(Web page and app entries)
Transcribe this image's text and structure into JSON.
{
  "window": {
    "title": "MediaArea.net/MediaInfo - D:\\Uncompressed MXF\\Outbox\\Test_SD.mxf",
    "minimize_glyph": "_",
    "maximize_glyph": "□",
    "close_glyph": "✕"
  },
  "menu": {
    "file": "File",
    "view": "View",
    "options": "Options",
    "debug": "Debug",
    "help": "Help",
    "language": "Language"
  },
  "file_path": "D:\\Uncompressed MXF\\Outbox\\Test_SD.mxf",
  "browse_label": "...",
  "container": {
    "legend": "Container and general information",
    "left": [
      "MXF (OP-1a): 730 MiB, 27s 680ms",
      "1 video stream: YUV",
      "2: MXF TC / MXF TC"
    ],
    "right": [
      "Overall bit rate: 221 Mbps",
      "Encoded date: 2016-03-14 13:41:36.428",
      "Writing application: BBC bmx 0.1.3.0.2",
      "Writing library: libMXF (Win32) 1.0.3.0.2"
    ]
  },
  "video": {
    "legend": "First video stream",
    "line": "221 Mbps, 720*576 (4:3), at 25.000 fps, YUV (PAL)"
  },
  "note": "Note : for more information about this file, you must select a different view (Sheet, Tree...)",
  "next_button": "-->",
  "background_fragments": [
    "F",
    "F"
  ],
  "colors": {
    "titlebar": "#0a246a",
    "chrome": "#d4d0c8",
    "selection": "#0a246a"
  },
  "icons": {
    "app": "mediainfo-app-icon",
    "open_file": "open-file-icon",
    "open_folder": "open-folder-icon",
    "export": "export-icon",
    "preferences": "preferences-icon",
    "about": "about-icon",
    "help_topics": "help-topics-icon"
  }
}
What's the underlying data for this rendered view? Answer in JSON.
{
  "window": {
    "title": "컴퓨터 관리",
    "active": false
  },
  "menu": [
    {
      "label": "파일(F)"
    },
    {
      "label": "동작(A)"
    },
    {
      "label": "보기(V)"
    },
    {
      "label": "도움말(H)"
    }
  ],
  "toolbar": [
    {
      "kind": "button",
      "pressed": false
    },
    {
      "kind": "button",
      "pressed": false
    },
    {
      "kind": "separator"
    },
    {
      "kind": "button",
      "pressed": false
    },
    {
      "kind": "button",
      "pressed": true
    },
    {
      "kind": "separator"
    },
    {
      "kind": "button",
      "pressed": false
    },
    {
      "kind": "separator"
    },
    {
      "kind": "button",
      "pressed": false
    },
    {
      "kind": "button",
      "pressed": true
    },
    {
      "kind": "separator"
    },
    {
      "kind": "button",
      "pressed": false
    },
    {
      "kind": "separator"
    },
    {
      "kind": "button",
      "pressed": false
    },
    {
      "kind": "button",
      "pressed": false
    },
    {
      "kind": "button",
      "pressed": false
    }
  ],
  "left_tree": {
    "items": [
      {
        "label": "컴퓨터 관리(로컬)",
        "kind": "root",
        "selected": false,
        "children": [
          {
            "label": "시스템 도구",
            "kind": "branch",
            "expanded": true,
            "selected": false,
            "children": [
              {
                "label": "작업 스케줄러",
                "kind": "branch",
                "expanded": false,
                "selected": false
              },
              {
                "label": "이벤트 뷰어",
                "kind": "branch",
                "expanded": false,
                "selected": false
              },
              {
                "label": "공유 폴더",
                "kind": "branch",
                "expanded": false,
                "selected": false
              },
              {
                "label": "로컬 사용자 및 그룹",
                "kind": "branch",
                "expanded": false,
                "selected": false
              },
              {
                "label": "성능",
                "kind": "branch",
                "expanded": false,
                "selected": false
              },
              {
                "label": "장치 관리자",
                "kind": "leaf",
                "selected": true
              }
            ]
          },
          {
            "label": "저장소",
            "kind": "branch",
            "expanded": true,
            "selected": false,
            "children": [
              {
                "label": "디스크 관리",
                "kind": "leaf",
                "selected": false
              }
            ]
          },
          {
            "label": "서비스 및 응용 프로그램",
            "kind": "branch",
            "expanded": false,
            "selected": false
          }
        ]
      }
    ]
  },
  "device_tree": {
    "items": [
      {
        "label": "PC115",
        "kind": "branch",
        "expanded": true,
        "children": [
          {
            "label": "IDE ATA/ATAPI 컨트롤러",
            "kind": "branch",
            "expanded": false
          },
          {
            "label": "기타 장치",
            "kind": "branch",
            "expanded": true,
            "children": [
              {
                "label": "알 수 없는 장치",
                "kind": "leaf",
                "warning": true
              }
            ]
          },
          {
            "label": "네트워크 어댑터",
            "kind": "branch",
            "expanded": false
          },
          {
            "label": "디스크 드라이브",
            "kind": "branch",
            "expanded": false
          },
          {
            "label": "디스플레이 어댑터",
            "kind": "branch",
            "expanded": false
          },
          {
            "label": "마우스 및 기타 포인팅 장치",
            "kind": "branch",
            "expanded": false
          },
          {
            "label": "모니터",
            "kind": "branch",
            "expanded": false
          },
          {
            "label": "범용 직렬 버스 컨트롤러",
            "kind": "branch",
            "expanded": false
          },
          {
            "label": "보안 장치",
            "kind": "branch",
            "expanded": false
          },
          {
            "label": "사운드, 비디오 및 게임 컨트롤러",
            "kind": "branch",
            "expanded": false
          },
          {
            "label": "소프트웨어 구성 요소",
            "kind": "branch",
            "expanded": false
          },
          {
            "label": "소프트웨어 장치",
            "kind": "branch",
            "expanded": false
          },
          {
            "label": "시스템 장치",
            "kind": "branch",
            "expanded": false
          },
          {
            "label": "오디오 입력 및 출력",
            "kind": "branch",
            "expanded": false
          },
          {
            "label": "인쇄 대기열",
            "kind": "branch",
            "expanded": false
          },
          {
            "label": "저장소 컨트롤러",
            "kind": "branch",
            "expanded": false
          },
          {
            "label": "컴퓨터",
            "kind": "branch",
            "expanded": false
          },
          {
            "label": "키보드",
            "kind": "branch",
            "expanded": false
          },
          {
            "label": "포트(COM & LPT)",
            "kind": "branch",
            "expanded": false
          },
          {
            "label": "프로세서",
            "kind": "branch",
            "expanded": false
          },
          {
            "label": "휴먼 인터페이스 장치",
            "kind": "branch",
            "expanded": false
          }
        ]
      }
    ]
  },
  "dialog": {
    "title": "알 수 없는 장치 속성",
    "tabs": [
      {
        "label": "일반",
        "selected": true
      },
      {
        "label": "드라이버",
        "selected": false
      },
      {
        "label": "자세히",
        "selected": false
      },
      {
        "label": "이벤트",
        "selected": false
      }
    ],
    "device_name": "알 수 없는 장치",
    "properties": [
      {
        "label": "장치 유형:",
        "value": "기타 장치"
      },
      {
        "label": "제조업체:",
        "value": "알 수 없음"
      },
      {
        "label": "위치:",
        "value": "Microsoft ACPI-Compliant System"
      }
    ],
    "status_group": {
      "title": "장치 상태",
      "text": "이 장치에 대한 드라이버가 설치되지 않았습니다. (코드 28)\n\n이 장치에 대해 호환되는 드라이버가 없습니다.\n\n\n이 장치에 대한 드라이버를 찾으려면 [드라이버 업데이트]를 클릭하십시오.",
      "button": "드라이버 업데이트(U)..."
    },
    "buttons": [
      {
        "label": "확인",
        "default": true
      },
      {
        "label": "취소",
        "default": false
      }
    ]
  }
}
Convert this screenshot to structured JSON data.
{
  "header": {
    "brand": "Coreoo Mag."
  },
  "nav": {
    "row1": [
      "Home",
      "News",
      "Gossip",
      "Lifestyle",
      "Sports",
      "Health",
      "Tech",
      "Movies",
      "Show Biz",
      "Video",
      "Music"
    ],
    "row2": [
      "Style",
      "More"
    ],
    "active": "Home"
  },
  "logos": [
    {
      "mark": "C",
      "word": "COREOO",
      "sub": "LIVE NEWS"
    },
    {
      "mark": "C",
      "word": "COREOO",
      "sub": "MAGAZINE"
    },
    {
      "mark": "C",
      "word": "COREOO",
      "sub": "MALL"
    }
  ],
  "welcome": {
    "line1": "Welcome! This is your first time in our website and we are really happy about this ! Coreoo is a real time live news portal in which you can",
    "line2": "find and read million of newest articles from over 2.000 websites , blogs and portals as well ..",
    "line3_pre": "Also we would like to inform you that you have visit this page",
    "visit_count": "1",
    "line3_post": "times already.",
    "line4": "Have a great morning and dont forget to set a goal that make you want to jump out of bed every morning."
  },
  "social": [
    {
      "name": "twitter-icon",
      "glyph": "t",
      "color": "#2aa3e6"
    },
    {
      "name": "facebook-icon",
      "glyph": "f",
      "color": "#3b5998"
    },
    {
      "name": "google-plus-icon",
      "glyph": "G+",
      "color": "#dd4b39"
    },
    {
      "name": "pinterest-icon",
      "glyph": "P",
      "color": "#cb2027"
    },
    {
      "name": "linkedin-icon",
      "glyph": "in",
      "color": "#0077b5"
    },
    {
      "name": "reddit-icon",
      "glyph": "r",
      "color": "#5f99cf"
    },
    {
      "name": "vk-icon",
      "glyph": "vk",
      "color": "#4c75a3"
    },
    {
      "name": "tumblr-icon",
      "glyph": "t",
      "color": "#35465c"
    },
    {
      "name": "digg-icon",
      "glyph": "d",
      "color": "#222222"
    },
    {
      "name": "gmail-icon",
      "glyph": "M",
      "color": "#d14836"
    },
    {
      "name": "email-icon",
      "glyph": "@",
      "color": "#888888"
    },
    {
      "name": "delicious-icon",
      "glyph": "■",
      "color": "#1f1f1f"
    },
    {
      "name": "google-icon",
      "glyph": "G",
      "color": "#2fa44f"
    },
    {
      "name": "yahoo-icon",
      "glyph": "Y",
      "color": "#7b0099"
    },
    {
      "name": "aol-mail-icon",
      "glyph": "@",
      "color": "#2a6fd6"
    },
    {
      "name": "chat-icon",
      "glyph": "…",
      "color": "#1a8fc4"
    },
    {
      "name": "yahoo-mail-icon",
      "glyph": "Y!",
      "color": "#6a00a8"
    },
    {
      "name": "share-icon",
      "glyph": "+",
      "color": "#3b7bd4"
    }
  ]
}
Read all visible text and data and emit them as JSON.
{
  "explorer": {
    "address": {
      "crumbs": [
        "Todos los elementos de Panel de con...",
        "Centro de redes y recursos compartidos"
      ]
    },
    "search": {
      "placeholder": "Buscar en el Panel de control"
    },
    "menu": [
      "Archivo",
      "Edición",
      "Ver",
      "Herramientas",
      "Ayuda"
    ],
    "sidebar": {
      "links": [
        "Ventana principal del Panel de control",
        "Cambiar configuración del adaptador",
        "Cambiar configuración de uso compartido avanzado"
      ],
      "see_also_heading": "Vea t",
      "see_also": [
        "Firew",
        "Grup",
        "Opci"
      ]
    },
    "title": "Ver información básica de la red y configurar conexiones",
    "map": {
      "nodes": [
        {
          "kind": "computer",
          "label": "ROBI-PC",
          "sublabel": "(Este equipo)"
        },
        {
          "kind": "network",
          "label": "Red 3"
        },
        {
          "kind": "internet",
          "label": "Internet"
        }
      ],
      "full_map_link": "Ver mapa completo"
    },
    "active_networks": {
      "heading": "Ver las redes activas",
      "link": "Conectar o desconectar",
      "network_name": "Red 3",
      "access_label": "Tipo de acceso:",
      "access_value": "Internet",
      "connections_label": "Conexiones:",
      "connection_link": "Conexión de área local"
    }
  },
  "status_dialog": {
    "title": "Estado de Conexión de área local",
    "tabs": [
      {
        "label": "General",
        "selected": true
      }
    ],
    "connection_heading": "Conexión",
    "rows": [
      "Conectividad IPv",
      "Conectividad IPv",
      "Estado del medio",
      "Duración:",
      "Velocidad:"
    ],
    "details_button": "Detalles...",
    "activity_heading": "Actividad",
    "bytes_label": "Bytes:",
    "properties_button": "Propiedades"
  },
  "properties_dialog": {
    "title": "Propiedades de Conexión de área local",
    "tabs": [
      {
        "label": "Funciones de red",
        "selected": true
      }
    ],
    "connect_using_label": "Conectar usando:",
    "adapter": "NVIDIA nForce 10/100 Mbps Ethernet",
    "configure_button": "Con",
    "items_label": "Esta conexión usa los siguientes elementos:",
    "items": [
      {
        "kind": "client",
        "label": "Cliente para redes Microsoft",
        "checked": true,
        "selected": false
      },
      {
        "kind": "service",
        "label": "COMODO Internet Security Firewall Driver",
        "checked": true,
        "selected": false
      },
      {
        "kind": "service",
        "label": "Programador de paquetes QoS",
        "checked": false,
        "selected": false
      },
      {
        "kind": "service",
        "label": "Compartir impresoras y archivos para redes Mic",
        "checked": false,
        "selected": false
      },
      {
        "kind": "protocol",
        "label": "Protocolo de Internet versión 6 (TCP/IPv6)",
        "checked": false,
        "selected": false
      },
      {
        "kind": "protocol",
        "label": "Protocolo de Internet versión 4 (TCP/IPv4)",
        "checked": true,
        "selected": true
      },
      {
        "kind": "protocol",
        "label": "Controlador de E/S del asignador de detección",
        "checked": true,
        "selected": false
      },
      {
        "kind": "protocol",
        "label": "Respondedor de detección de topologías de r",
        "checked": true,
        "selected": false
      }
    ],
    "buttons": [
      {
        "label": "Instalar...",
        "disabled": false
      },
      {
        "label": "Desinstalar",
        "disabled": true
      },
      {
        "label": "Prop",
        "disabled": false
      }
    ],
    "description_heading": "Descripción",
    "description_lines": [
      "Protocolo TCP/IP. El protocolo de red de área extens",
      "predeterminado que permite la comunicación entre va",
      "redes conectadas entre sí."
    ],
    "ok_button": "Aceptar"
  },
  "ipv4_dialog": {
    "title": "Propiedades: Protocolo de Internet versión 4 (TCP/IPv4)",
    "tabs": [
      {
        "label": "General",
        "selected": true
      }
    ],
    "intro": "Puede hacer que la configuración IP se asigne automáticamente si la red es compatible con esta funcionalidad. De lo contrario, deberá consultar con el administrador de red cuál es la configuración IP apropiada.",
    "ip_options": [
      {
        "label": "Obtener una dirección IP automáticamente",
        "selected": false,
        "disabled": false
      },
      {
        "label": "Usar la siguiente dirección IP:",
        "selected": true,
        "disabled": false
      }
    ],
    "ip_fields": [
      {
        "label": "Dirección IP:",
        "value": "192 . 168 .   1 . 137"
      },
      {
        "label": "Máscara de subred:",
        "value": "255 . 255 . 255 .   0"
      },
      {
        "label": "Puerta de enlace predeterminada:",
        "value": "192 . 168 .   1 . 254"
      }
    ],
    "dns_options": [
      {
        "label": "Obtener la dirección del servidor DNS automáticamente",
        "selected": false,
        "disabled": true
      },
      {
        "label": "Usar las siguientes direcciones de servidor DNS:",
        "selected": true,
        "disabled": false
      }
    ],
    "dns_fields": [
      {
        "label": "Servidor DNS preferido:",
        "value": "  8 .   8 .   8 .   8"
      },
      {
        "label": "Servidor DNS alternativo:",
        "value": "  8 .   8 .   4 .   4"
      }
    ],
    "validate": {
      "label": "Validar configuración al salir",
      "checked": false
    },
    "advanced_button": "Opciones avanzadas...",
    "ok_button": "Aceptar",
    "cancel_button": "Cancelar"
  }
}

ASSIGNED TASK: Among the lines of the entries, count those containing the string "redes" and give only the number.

EXERCISE ANSWER: 5